A topic I don’t spend enough time talking about, however it’s only after recent discussions with my parents, in laws and my husband’s 92 year old nan that I’ve realised it’s a particularly niche area that not many people know much about. I actually spoke at a retirement home on this topic in late 2019 and shared some easy tips the residents could implement themselves or with the help of their own families.
This is especially important at a time when loneliness and being isolated can impact your nutrition status too.
Nutritional requirements change as we hit our late 30’s, into our 40’s and onwards from there. It’s never too late to start but by building these habits early it means you’ll be setting yourself up for when you are just that little bit older. Without trying to over complicate things, and in no particular order, here are just a few science backed tips that can help.
Research suggest that as we age, we actually need more protein, yet we tend to consume much less (Morley et al, 2016). Think about your grandparents, would they consume a good source of protein at every meal. Probably not. If we could get every care and retirement home to provide a protein-based drink per day imagine the difference that could make to the elderly population. An increase in protein consumption can assist with the reduction of muscle wastage and even improve rates of new muscle being built. Less muscle to support our frame means we are more likely to fall. Less people falling means less pressure on the NHS and more people living with a better quality of life. Obviously, encouraging protein consumption through consuming protein rich foods would be far more beneficial from a nutritional standpoint but for convenience a drink may be more suitable. Perhaps framing it like a milkshake might get more individuals onboard?
Of all the topics we covered at the retirement home, hydration definitely had the most interest and questions, which in all honesty is great because it means a lot of these residents weren’t hydrated enough. I sent a post workshop follow up with the urine colour chart for them to use. Last year I bought dad a water bottle, he was never drinking enough (water that is). Now every time we Facetime he has it with him, like he’s proving a point. Being dehydrated can lead you to feel less energised, tired and generally flat. It’s a big easy win. Make sure you use a reusable bottle if you can too.
Vitamin D supplementation.
In the UK everyone over the age of one is currently required to take a supplement of 10ug (micrograms) of vitamin D3 per day. This has now been extended to cover not only winter months but also the summer months too due to us being in lock down because of Covid-19. Those with darker skin should also take a vitamin D supplement all year round as they aren’t able to absorb as much vitamin D3 from sunlight due to their skin pigmentation. This also applies to the older population group too, coupled with the fact this group of people spend a fairly large amount of time indoors. Vitamin D is involved in many things, namely, the maintenance of strong bones and teeth, supporting our immune system and has positive associations with mood. It comes in tablets or sprays which may be suitable for those who have trouble swallowing.

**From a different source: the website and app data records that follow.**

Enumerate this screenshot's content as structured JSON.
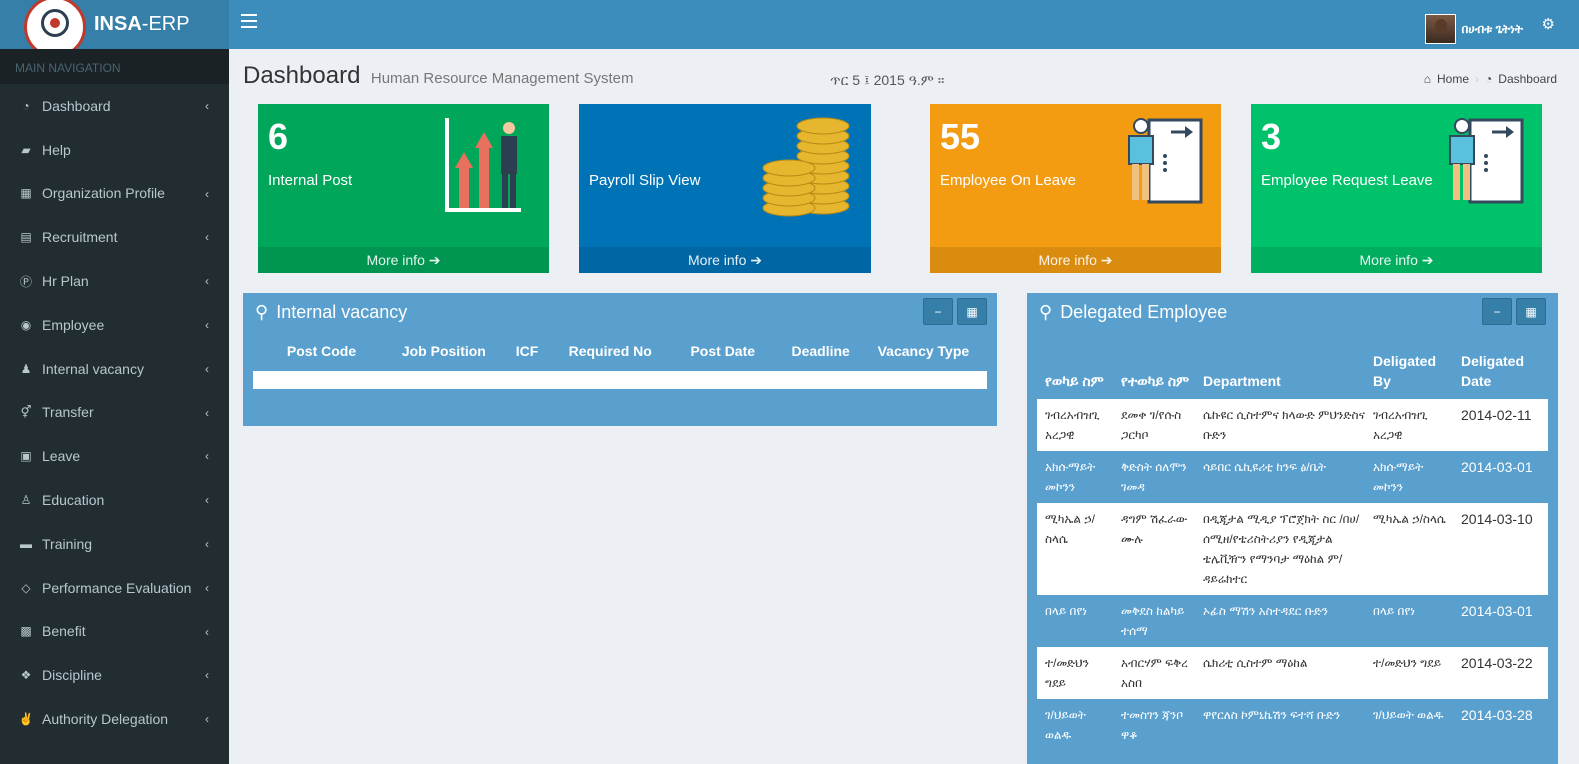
{
  "brand": {
    "bold": "INSA",
    "rest": "-ERP"
  },
  "user": {
    "name": "በሀብቱ ጌትነት"
  },
  "sidebar": {
    "header": "MAIN NAVIGATION",
    "items": [
      {
        "label": "Dashboard",
        "icon": "dashboard-icon",
        "glyph": "◔"
      },
      {
        "label": "Help",
        "icon": "folder-open-icon",
        "glyph": "▰"
      },
      {
        "label": "Organization Profile",
        "icon": "building-icon",
        "glyph": "▦"
      },
      {
        "label": "Recruitment",
        "icon": "id-card-icon",
        "glyph": "▤"
      },
      {
        "label": "Hr Plan",
        "icon": "product-hunt-icon",
        "glyph": "Ⓟ"
      },
      {
        "label": "Employee",
        "icon": "user-circle-icon",
        "glyph": "◉"
      },
      {
        "label": "Internal vacancy",
        "icon": "users-icon",
        "glyph": "♟"
      },
      {
        "label": "Transfer",
        "icon": "transgender-icon",
        "glyph": "⚥"
      },
      {
        "label": "Leave",
        "icon": "cc-icon",
        "glyph": "▣"
      },
      {
        "label": "Education",
        "icon": "graduation-icon",
        "glyph": "♙"
      },
      {
        "label": "Training",
        "icon": "bus-icon",
        "glyph": "▬"
      },
      {
        "label": "Performance Evaluation",
        "icon": "diamond-icon",
        "glyph": "◇"
      },
      {
        "label": "Benefit",
        "icon": "behance-icon",
        "glyph": "▩"
      },
      {
        "label": "Discipline",
        "icon": "dropbox-icon",
        "glyph": "❖"
      },
      {
        "label": "Authority Delegation",
        "icon": "hand-peace-icon",
        "glyph": "✌"
      }
    ],
    "chevron": "‹"
  },
  "header": {
    "title": "Dashboard",
    "subtitle": "Human Resource Management System",
    "date": "ጥር 5 ፤ 2015 ዓ.ም ፡፡",
    "breadcrumb_home": "Home",
    "breadcrumb_current": "Dashboard"
  },
  "boxes": [
    {
      "number": "6",
      "label": "Internal Post",
      "more": "More info",
      "color": "#00a65a"
    },
    {
      "number": "",
      "label": "Payroll Slip View",
      "more": "More info",
      "color": "#0073b7"
    },
    {
      "number": "55",
      "label": "Employee On Leave",
      "more": "More info",
      "color": "#f39c12"
    },
    {
      "number": "3",
      "label": "Employee Request Leave",
      "more": "More info",
      "color": "#00c26a"
    }
  ],
  "vacancy": {
    "title": "Internal vacancy",
    "columns": [
      "Post Code",
      "Job Position",
      "ICF",
      "Required No",
      "Post Date",
      "Deadline",
      "Vacancy Type"
    ]
  },
  "delegated": {
    "title": "Delegated Employee",
    "columns": [
      "የወካይ ስም",
      "የተወካይ ስም",
      "Department",
      "Deligated By",
      "Deligated Date"
    ],
    "rows": [
      [
        "ገብረአብዝጊ አረጋዊ",
        "ደመቀ ገ/የሱስ ጋርካቦ",
        "ሴኩዩር ሲስተምና ክላውድ ምህንድስና ቡድን",
        "ገብረአብዝጊ አረጋዊ",
        "2014-02-11"
      ],
      [
        "አክሱማይት መኮንን",
        "ቅድስት ሰለሞን ገመዳ",
        "ሳይበር ሴኪዩሪቲ ከንፍ ፅ/ቤት",
        "አክሱማይት መኮንን",
        "2014-03-01"
      ],
      [
        "ሚካኤል ኃ/ስላሴ",
        "ዳግም ሽፈራው ሙሉ",
        "በዲጂታል ሚዲያ ፕሮጀክት ስር /በሀ/ሰሚዘ/የቴሪስትሪያን የዲጂታል ቴሌቪዥን የማንባታ ማዕከል ም/ዳይሬክተር",
        "ሚካኤል ኃ/ስላሴ",
        "2014-03-10"
      ],
      [
        "በላይ በየነ",
        "መቅደስ ከልካይ ተሰማ",
        "ኦፊስ ማሽን አስተዳደር ቡድን",
        "በላይ በየነ",
        "2014-03-01"
      ],
      [
        "ተ/መድህን ግደይ",
        "አብርሃም ፍቅረ አስበ",
        "ሴክሪቲ ሲስተም ማዕከል",
        "ተ/መድህን ግደይ",
        "2014-03-22"
      ],
      [
        "ገ/ህይወት ወልዱ",
        "ተመስገን ጃንቦ ዋቆ",
        "ዋየርለስ ኮምኒኬሽን ፍተሻ ቡድን",
        "ገ/ህይወት ወልዱ",
        "2014-03-28"
      ]
    ]
  }
}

Fish oil supplementation, AKA Omega 3.
The research on fish oil intake and supplementation is only growing. Fish oil is comprised of docosahexaenoic acid (DHA) and eicosapentaenoic acid (EPA). Studies show it positively effects the bodies reduced ability to build muscle in the elderly (anabolic resistance). As well as helping to facilitate weight loss and assist in improvements with depression. Yet the majority of the adult population fail to consume the recommendation of one portion of oily fish per week which is our main source of omega 3. One average portion is thought to contain around 450mg (milligrams) of EPA & DHA combined. Recommendation wise if you consume no oily fish (salmon, herring, mackerel, trout, sardines, pilchards) you are looking at anywhere between 300-1800 milligrams per day.
If you are taking any blood thinning medication (such as Warfarin) then you should consult your GP before taking a fish oil supplement due to it having similar effects on the blood. You can obtain omega 3 from other food sources however the dose is very low. These include linseeds, rapeseed oil, walnuts and pumpkin seeds. For those with allergies to fish or on a vegetarian/vegan diet there are algae sourced supplements available.
This was another really good tip for the retirement home in particular as the warden mentioned that they offer chair workouts but don’t usually get a lot of uptake. Your body weight is enough, no expensive equipment is needed. So many people still just focus on cardiovascular exercise in a bid to burn more calories, however by doing resistance/strength training once or twice a week you are in fact strengthening your muscles so when you do go for that run, walk or cycle you’ll perform better and recover faster. As we age, continuing to strength train helps reduce muscle wastage and maintains our bone strength.
As always my motto is if every attendee takes just one thing away from every workshop, blog post or social media caption that helps them, then my job is done. And quote of the day goes to one gentleman who was walking outside when I left. In his words “when I heard a nutritionist was coming in, I thought it was going to be really boring, but I actually learnt so much, thankyou!” And that’s what this job is all about.
I’m also pleased to say, mum and dad are now delving into the world of protein shakes and taking regular fish oil supplements, if they can, you can.